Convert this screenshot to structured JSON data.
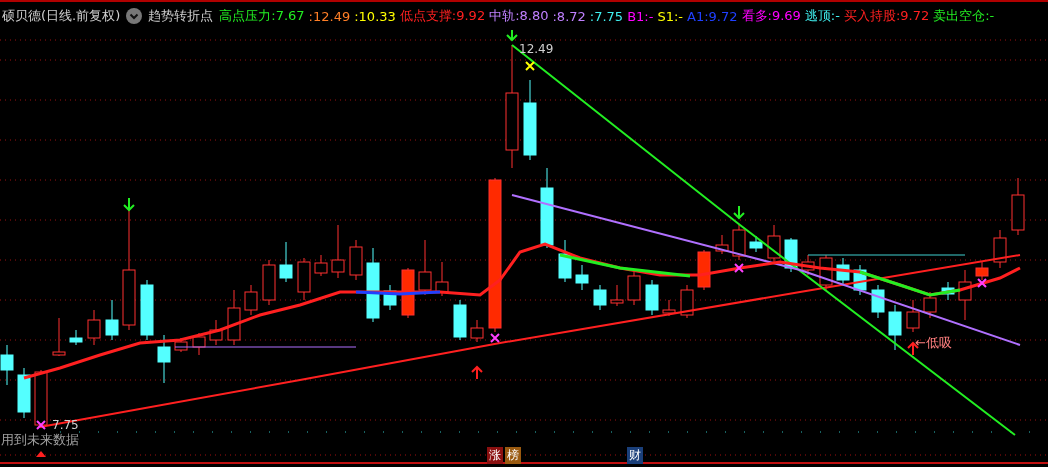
{
  "header": {
    "title": "硕贝德(日线.前复权)",
    "indicator": "趋势转折点",
    "legend": [
      {
        "text": "高点压力:7.67",
        "color": "#22ee22"
      },
      {
        "text": ":12.49",
        "color": "#ff7f27"
      },
      {
        "text": ":10.33",
        "color": "#ffff00"
      },
      {
        "text": "低点支撑:9.92",
        "color": "#ff2020"
      },
      {
        "text": "中轨:8.80",
        "color": "#c080ff"
      },
      {
        "text": ":8.72",
        "color": "#c080ff"
      },
      {
        "text": ":7.75",
        "color": "#40f0f0"
      },
      {
        "text": "B1:-",
        "color": "#ff00ff"
      },
      {
        "text": "S1:-",
        "color": "#ffff00"
      },
      {
        "text": "A1:9.72",
        "color": "#2040ff"
      },
      {
        "text": "看多:9.69",
        "color": "#ff00ff"
      },
      {
        "text": "逃顶:-",
        "color": "#40f0f0"
      },
      {
        "text": "买入持股:9.72",
        "color": "#ff2020"
      },
      {
        "text": "卖出空仓:-",
        "color": "#22ee22"
      }
    ]
  },
  "chart": {
    "high_label": "12.49",
    "low_label": "7.75",
    "buy_label": "←低吸",
    "warning": "用到未来数据"
  },
  "badges": [
    {
      "text": "涨",
      "color": "#8b1010"
    },
    {
      "text": "榜",
      "color": "#9a5a10"
    },
    {
      "text": "财",
      "color": "#1a3f7a"
    }
  ]
}
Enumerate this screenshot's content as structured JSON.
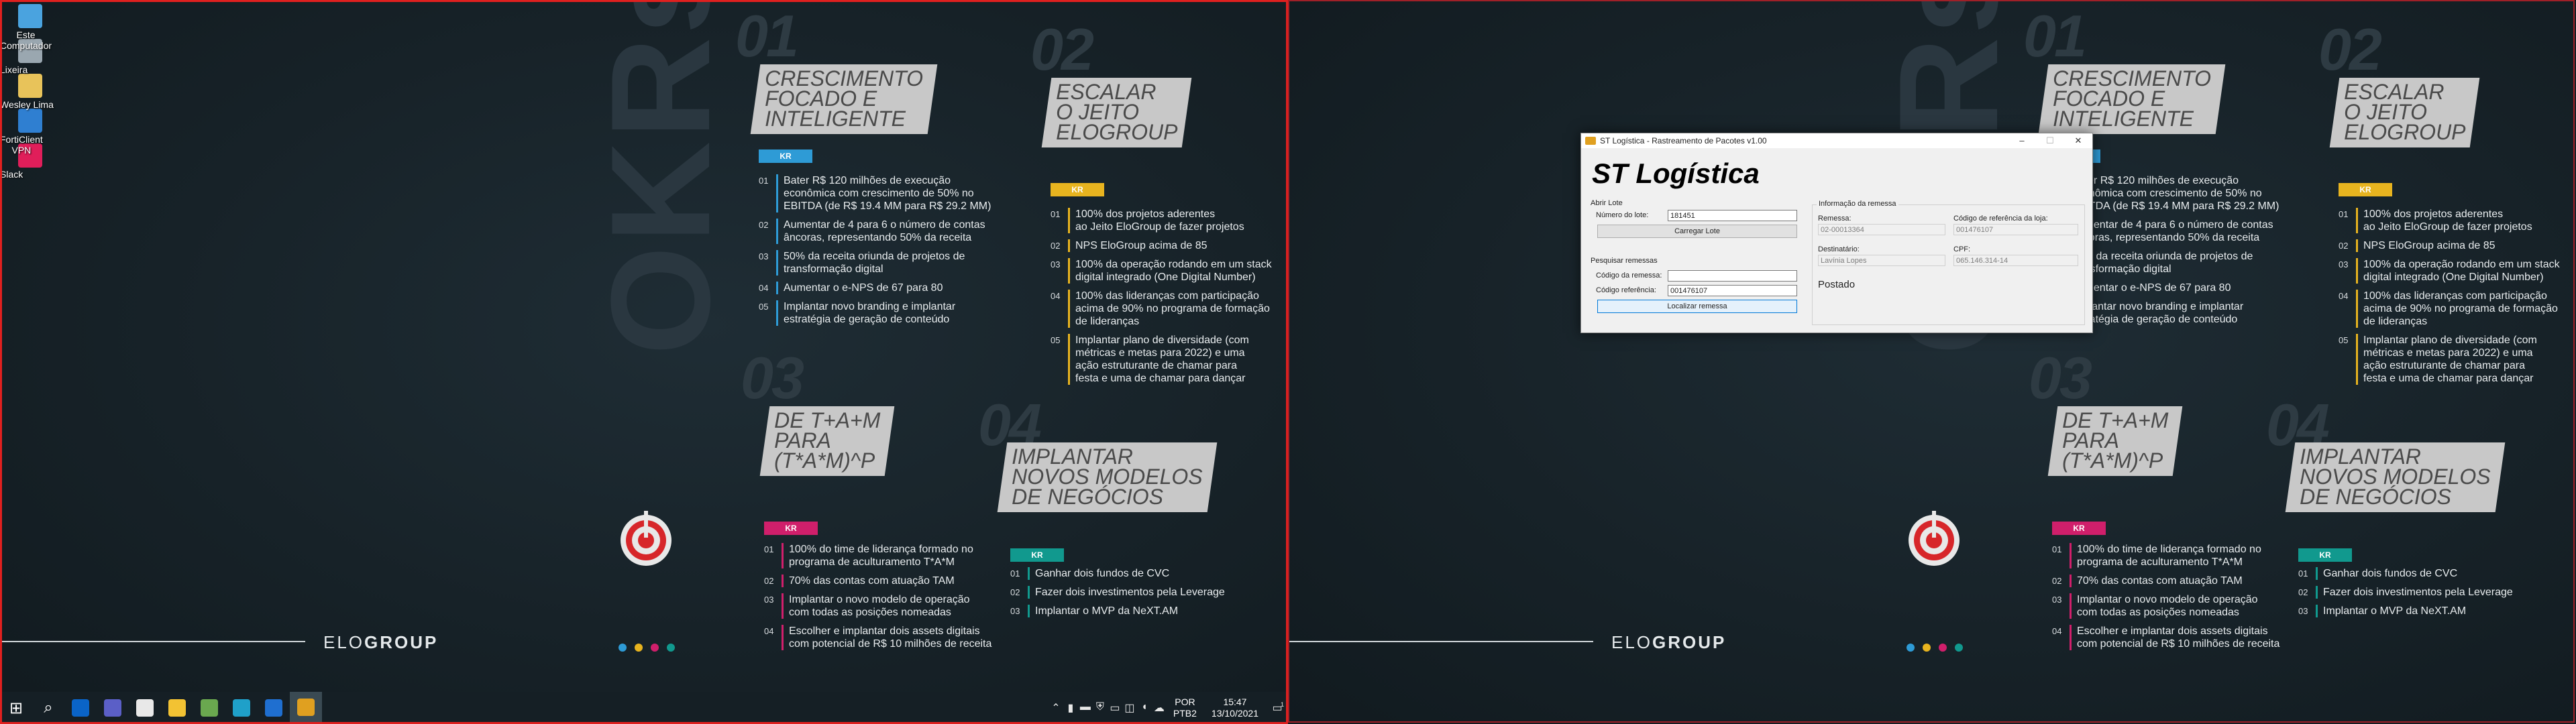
{
  "desktop_icons": [
    {
      "label": "Este\nComputador",
      "icon": "computer-icon",
      "color": "#4aa3df"
    },
    {
      "label": "Lixeira",
      "icon": "recycle-bin-icon",
      "color": "#9aa7b0"
    },
    {
      "label": "Wesley Lima",
      "icon": "user-folder-icon",
      "color": "#e8c35a"
    },
    {
      "label": "FortiClient\nVPN",
      "icon": "forticlient-icon",
      "color": "#2f7fd1"
    },
    {
      "label": "Slack",
      "icon": "slack-icon",
      "color": "#e01e5a"
    }
  ],
  "wallpaper": {
    "brand": "ELOGROUP",
    "brand_light": "ELO",
    "brand_bold": "GROUP",
    "vertical_text": "OKRs",
    "dot_colors": [
      "#2e9bd6",
      "#e8b41f",
      "#d01f6b",
      "#11998e"
    ],
    "blocks": [
      {
        "number": "01",
        "title": "CRESCIMENTO\nFOCADO E\nINTELIGENTE",
        "kr": "KR",
        "color": "#2e9bd6",
        "items": [
          {
            "n": "01",
            "text": "Bater R$ 120 milhões de execução\neconômica com crescimento de 50% no\nEBITDA (de R$ 19.4 MM para R$ 29.2 MM)"
          },
          {
            "n": "02",
            "text": "Aumentar de 4 para 6 o número de contas\nâncoras, representando 50% da receita"
          },
          {
            "n": "03",
            "text": "50% da receita oriunda de projetos de\ntransformação digital"
          },
          {
            "n": "04",
            "text": "Aumentar o e-NPS de 67 para 80"
          },
          {
            "n": "05",
            "text": "Implantar novo branding e implantar\nestratégia de geração de conteúdo"
          }
        ]
      },
      {
        "number": "02",
        "title": "ESCALAR\nO JEITO\nELOGROUP",
        "kr": "KR",
        "color": "#e8b41f",
        "items": [
          {
            "n": "01",
            "text": "100% dos projetos aderentes\nao Jeito EloGroup de fazer projetos"
          },
          {
            "n": "02",
            "text": "NPS EloGroup acima de 85"
          },
          {
            "n": "03",
            "text": "100% da operação rodando em um stack\ndigital integrado (One Digital Number)"
          },
          {
            "n": "04",
            "text": "100% das lideranças com participação\nacima de 90% no programa de formação\nde lideranças"
          },
          {
            "n": "05",
            "text": "Implantar plano de diversidade (com\nmétricas e metas para 2022) e uma\nação estruturante de chamar para\nfesta e uma de chamar para dançar"
          }
        ]
      },
      {
        "number": "03",
        "title": "DE T+A+M\nPARA\n(T*A*M)^P",
        "kr": "KR",
        "color": "#d01f6b",
        "items": [
          {
            "n": "01",
            "text": "100% do time de liderança formado no\nprograma de aculturamento T*A*M"
          },
          {
            "n": "02",
            "text": "70% das contas com atuação TAM"
          },
          {
            "n": "03",
            "text": "Implantar o novo modelo de operação\ncom todas as posições nomeadas"
          },
          {
            "n": "04",
            "text": "Escolher e implantar dois assets digitais\ncom potencial de R$ 10 milhões de receita"
          }
        ]
      },
      {
        "number": "04",
        "title": "IMPLANTAR\nNOVOS MODELOS\nDE NEGÓCIOS",
        "kr": "KR",
        "color": "#11998e",
        "items": [
          {
            "n": "01",
            "text": "Ganhar dois fundos de CVC"
          },
          {
            "n": "02",
            "text": "Fazer dois investimentos pela Leverage"
          },
          {
            "n": "03",
            "text": "Implantar o MVP da NeXT.AM"
          }
        ]
      }
    ]
  },
  "taskbar": {
    "apps": [
      {
        "icon": "windows-start-icon",
        "color": "#ffffff"
      },
      {
        "icon": "search-icon",
        "color": "#ffffff"
      },
      {
        "icon": "outlook-icon",
        "color": "#0a64c8"
      },
      {
        "icon": "teams-icon",
        "color": "#5b5fc7"
      },
      {
        "icon": "chrome-icon",
        "color": "#e8e8e8"
      },
      {
        "icon": "file-explorer-icon",
        "color": "#f2c233"
      },
      {
        "icon": "notepad-icon",
        "color": "#6aa84f"
      },
      {
        "icon": "edge-icon",
        "color": "#1fa0c9"
      },
      {
        "icon": "sourcetree-icon",
        "color": "#1f6fd0"
      },
      {
        "icon": "st-logistica-app-icon",
        "color": "#e0a020"
      }
    ],
    "tray_icons": [
      "chevron-up-icon",
      "microphone-icon",
      "usb-icon",
      "shield-icon",
      "battery-icon",
      "network-icon",
      "speaker-icon",
      "onedrive-icon"
    ],
    "lang_line1": "POR",
    "lang_line2": "PTB2",
    "time": "15:47",
    "date": "13/10/2021",
    "notification_count": "1"
  },
  "dialog": {
    "title": "ST Logística - Rastreamento de Pacotes v1.00",
    "brand": "ST Logística",
    "abrir_lote": {
      "legend": "Abrir Lote",
      "numero_lote_label": "Número do lote:",
      "numero_lote_value": "181451",
      "carregar_label": "Carregar Lote"
    },
    "pesquisar": {
      "legend": "Pesquisar remessas",
      "codigo_remessa_label": "Código da remessa:",
      "codigo_remessa_value": "",
      "codigo_referencia_label": "Código referência:",
      "codigo_referencia_value": "001476107",
      "localizar_label": "Localizar remessa"
    },
    "info": {
      "legend": "Informação da remessa",
      "remessa_label": "Remessa:",
      "remessa_value": "02-00013364",
      "codigo_loja_label": "Código de referência da loja:",
      "codigo_loja_value": "001476107",
      "destinatario_label": "Destinatário:",
      "destinatario_value": "Lavínia Lopes",
      "cpf_label": "CPF:",
      "cpf_value": "065.146.314-14",
      "status": "Postado"
    }
  }
}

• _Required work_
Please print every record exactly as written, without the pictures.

• _Final answer_
Convert this screenshot to structured JSON data.
{
  "header": {
    "title": "硕贝德(日线.前复权)",
    "indicator": "趋势转折点",
    "legend": [
      {
        "text": "高点压力:7.67",
        "color": "#22ee22"
      },
      {
        "text": ":12.49",
        "color": "#ff7f27"
      },
      {
        "text": ":10.33",
        "color": "#ffff00"
      },
      {
        "text": "低点支撑:9.92",
        "color": "#ff2020"
      },
      {
        "text": "中轨:8.80",
        "color": "#c080ff"
      },
      {
        "text": ":8.72",
        "color": "#c080ff"
      },
      {
        "text": ":7.75",
        "color": "#40f0f0"
      },
      {
        "text": "B1:-",
        "color": "#ff00ff"
      },
      {
        "text": "S1:-",
        "color": "#ffff00"
      },
      {
        "text": "A1:9.72",
        "color": "#2040ff"
      },
      {
        "text": "看多:9.69",
        "color": "#ff00ff"
      },
      {
        "text": "逃顶:-",
        "color": "#40f0f0"
      },
      {
        "text": "买入持股:9.72",
        "color": "#ff2020"
      },
      {
        "text": "卖出空仓:-",
        "color": "#22ee22"
      }
    ]
  },
  "chart": {
    "high_label": "12.49",
    "low_label": "7.75",
    "buy_label": "←低吸",
    "warning": "用到未来数据"
  },
  "badges": [
    {
      "text": "涨",
      "color": "#8b1010"
    },
    {
      "text": "榜",
      "color": "#9a5a10"
    },
    {
      "text": "财",
      "color": "#1a3f7a"
    }
  ]
}
Enumerate this screenshot's content as structured JSON.
{
  "desktop_icons": [
    {
      "label": "Este\nComputador",
      "icon": "computer-icon",
      "color": "#4aa3df"
    },
    {
      "label": "Lixeira",
      "icon": "recycle-bin-icon",
      "color": "#9aa7b0"
    },
    {
      "label": "Wesley Lima",
      "icon": "user-folder-icon",
      "color": "#e8c35a"
    },
    {
      "label": "FortiClient\nVPN",
      "icon": "forticlient-icon",
      "color": "#2f7fd1"
    },
    {
      "label": "Slack",
      "icon": "slack-icon",
      "color": "#e01e5a"
    }
  ],
  "wallpaper": {
    "brand": "ELOGROUP",
    "brand_light": "ELO",
    "brand_bold": "GROUP",
    "vertical_text": "OKRs",
    "dot_colors": [
      "#2e9bd6",
      "#e8b41f",
      "#d01f6b",
      "#11998e"
    ],
    "blocks": [
      {
        "number": "01",
        "title": "CRESCIMENTO\nFOCADO E\nINTELIGENTE",
        "kr": "KR",
        "color": "#2e9bd6",
        "items": [
          {
            "n": "01",
            "text": "Bater R$ 120 milhões de execução\neconômica com crescimento de 50% no\nEBITDA (de R$ 19.4 MM para R$ 29.2 MM)"
          },
          {
            "n": "02",
            "text": "Aumentar de 4 para 6 o número de contas\nâncoras, representando 50% da receita"
          },
          {
            "n": "03",
            "text": "50% da receita oriunda de projetos de\ntransformação digital"
          },
          {
            "n": "04",
            "text": "Aumentar o e-NPS de 67 para 80"
          },
          {
            "n": "05",
            "text": "Implantar novo branding e implantar\nestratégia de geração de conteúdo"
          }
        ]
      },
      {
        "number": "02",
        "title": "ESCALAR\nO JEITO\nELOGROUP",
        "kr": "KR",
        "color": "#e8b41f",
        "items": [
          {
            "n": "01",
            "text": "100% dos projetos aderentes\nao Jeito EloGroup de fazer projetos"
          },
          {
            "n": "02",
            "text": "NPS EloGroup acima de 85"
          },
          {
            "n": "03",
            "text": "100% da operação rodando em um stack\ndigital integrado (One Digital Number)"
          },
          {
            "n": "04",
            "text": "100% das lideranças com participação\nacima de 90% no programa de formação\nde lideranças"
          },
          {
            "n": "05",
            "text": "Implantar plano de diversidade (com\nmétricas e metas para 2022) e uma\nação estruturante de chamar para\nfesta e uma de chamar para dançar"
          }
        ]
      },
      {
        "number": "03",
        "title": "DE T+A+M\nPARA\n(T*A*M)^P",
        "kr": "KR",
        "color": "#d01f6b",
        "items": [
          {
            "n": "01",
            "text": "100% do time de liderança formado no\nprograma de aculturamento T*A*M"
          },
          {
            "n": "02",
            "text": "70% das contas com atuação TAM"
          },
          {
            "n": "03",
            "text": "Implantar o novo modelo de operação\ncom todas as posições nomeadas"
          },
          {
            "n": "04",
            "text": "Escolher e implantar dois assets digitais\ncom potencial de R$ 10 milhões de receita"
          }
        ]
      },
      {
        "number": "04",
        "title": "IMPLANTAR\nNOVOS MODELOS\nDE NEGÓCIOS",
        "kr": "KR",
        "color": "#11998e",
        "items": [
          {
            "n": "01",
            "text": "Ganhar dois fundos de CVC"
          },
          {
            "n": "02",
            "text": "Fazer dois investimentos pela Leverage"
          },
          {
            "n": "03",
            "text": "Implantar o MVP da NeXT.AM"
          }
        ]
      }
    ]
  },
  "taskbar": {
    "apps": [
      {
        "icon": "windows-start-icon",
        "color": "#ffffff"
      },
      {
        "icon": "search-icon",
        "color": "#ffffff"
      },
      {
        "icon": "outlook-icon",
        "color": "#0a64c8"
      },
      {
        "icon": "teams-icon",
        "color": "#5b5fc7"
      },
      {
        "icon": "chrome-icon",
        "color": "#e8e8e8"
      },
      {
        "icon": "file-explorer-icon",
        "color": "#f2c233"
      },
      {
        "icon": "notepad-icon",
        "color": "#6aa84f"
      },
      {
        "icon": "edge-icon",
        "color": "#1fa0c9"
      },
      {
        "icon": "sourcetree-icon",
        "color": "#1f6fd0"
      },
      {
        "icon": "st-logistica-app-icon",
        "color": "#e0a020"
      }
    ],
    "tray_icons": [
      "chevron-up-icon",
      "microphone-icon",
      "usb-icon",
      "shield-icon",
      "battery-icon",
      "network-icon",
      "speaker-icon",
      "onedrive-icon"
    ],
    "lang_line1": "POR",
    "lang_line2": "PTB2",
    "time": "15:47",
    "date": "13/10/2021",
    "notification_count": "1"
  },
  "dialog": {
    "title": "ST Logística - Rastreamento de Pacotes v1.00",
    "brand": "ST Logística",
    "abrir_lote": {
      "legend": "Abrir Lote",
      "numero_lote_label": "Número do lote:",
      "numero_lote_value": "181451",
      "carregar_label": "Carregar Lote"
    },
    "pesquisar": {
      "legend": "Pesquisar remessas",
      "codigo_remessa_label": "Código da remessa:",
      "codigo_remessa_value": "",
      "codigo_referencia_label": "Código referência:",
      "codigo_referencia_value": "001476107",
      "localizar_label": "Localizar remessa"
    },
    "info": {
      "legend": "Informação da remessa",
      "remessa_label": "Remessa:",
      "remessa_value": "02-00013364",
      "codigo_loja_label": "Código de referência da loja:",
      "codigo_loja_value": "001476107",
      "destinatario_label": "Destinatário:",
      "destinatario_value": "Lavínia Lopes",
      "cpf_label": "CPF:",
      "cpf_value": "065.146.314-14",
      "status": "Postado"
    }
  }
}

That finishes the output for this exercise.